Posted by felipegaucho
on November 2, 2005 at 10:53 AM PST
Web Application Security Vulnerabilities are a tricky area that needs creative solutions. Several frameworks solve a lot of problems for you and it may cause a weak perception about what really happens into the underneath code. This entry comments the Html Injection Filter - a set of classes that prevent Html injection into Cejug-Classifieds Project.
Holiday in Brazil , a good moment to taste crabs aperitifs on the sunny beach and to fix some old issues in the code of my Open Source projects. Some of these issues had revealed subtle gaps in our traditional programming - like the Web Application Security Vulnerabilities . Reviewing the code of Cejug-Classifieds , I noted the lack of control over Html Injection and I decided to dedicate my afternoon working around to fix that gap. This blog entry describe my first effort in order to reinforce the security of the code of my project, and it should evolve in the next weeks. It is an opportunity to share with you my project decisions and also a hope in order to learn more about that.
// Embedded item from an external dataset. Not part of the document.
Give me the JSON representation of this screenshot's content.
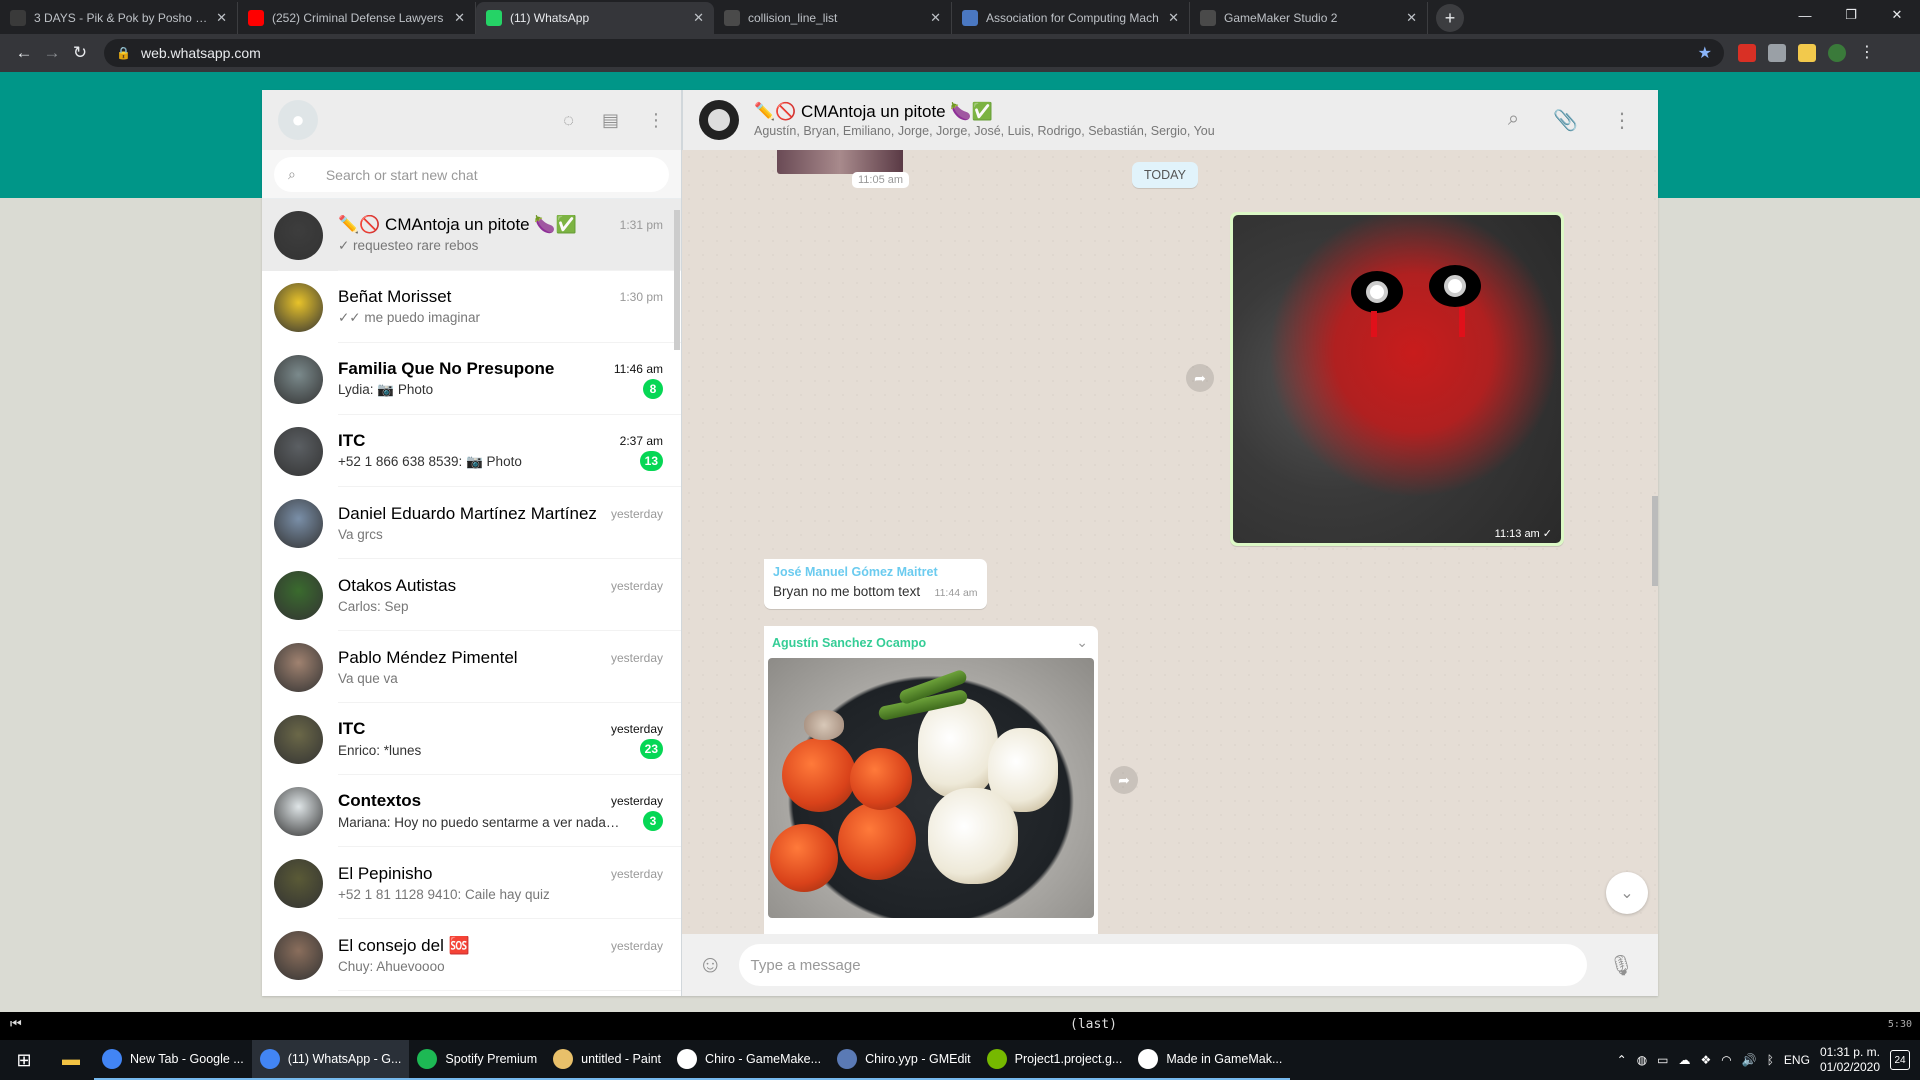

Reading the excellent paper of Stephen Enright , I started to design a general solution to Html injection - adapting the paper tips to the patterns IÂ´m using in the cejug-classifieds. Before describing the solution details, let me introduce you the idea of the classifieds: The Cejug-Classifieds is a study case, with the aim to produce a web-application based on Desing Patterns . All frameworks were ignored in order to provide a clean view over the layers of the application - since the jsp view to the jdbc persistence. The project started from my need to learn patterns - a first step in the Architect Certification direction.
The project has a FrontController which receives all requests and then identify a Helper able to deal with each request. This Helper creates a Command , which use DAO s to manage data into a database. Factory and Filter are other patterns explored in the project.
The idea is to prevent request parameters containing injection tricks, like scripting injection and Html injection. I designed a HtmlInjectionFilter to solve the problem: the idea of this filter is to remove the dangerous characters before processing the FrontController doGet or doPost methods, like shown in the figure below:
Quite simple? Not yet. Despite the simple idea behind the filtering Html injection, some code details concerning the manipulation of requests become trickiest than expected - mainly the need of a modifiable map of the request parameters. The interface javax.servlet.http.HttpServletRequest is primary implemented through the class javax.servlet.http.HttpServletRequestWrapper and the map of parameters used by this class is locked, i.e., non-mutable. My filter was designed to replace the dangerous parameters by the clean ones, but the map doesnÂ´t allow me to change the contents of the original parameters map. After some posts into discussion lists, I developed a request wrapper. I called that as MutableHttpServletRequest due to its mutable map of parameters. It works fine right now, despite the need to improve its functionality in order to reinforce its robustness. The class has a internal Map that overwrites the superclass map. The constructor copies all values from the original map filtering injection and then uses the clean map as the data structure of the request.
Well, the work is under progress and some patches will be necessary before it becomes stable enough to a release. The project have promoted good discussions into foruns and discussion lists, and that is one of its major objectives. If you are interested in discussing more project details, be my guest to contribute.
Felipe GaÃºcho - Dia de Finados 2005.